Somewhere between the blue skies that we would like to enjoy around our house and the foreboding dense greenery of an unwelcome hedge is a large grey area.
When is a high hedge not a high hedge? Anyone wanting to have a neighbour's hedge reduced or to protect their own hedge against loss of privacy or the unwelcome cost of hedge work may have to address this question.
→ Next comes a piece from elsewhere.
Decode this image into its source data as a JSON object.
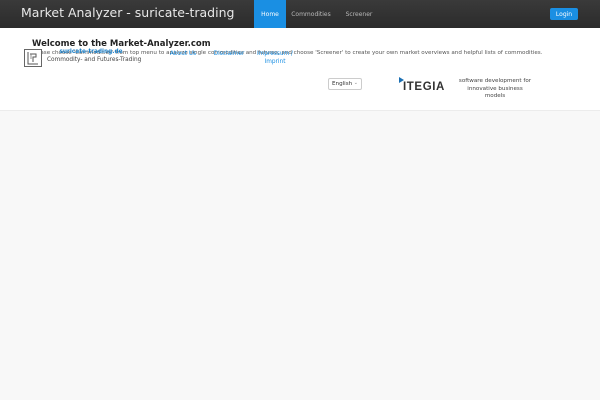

The High Hedges (Scotland) Act provides no definition of what a hedge is but does say what Parliament thinks is and isn't an actionable 'high hedge'. A line of deciduous boundary trees, for example, may qualify as a 'high hedge' Unfortunately, it is sometimes left to the courts and to appeals reporters to fill in the blanks and to apply the law to real vegetation and real people.
Some fairly emotive examples of the adverse effects of hedges were presented by the lobby group Scothedge, see here . I have no affiliation with Scothedge but I can see their point, and so did Mark McDonald MSP who was instrumental in bringing forward the Act as a Private Member's Bill. Along the way, though, little consideration (or sympathy) was given to the hedge owner's position, perhaps in the mistaken belief that all high hedges are cultivated out of spite, in aemololutionem vicini.
I have some sympathy on both sides of the hedge and I am happy to represent either party in ensuring that they get the best outcome. As it stands I have grave doubts about how any citizen can possibly be reassured without independent advice or representation.
"No fence of ownership crept in between to hide the prospect from the gazing eye. Its only bondage was the circling sky." - John Clare
Typical sunpath diagram showing the angle and azimuth of the sun at 55 degrees latitude every month and each hour of the day. This can be used to predict shading effects of obstructions to direct sunlight at 55 degrees north, e.g Stranraer. Scotland spans 55 degrees to 60 degrees.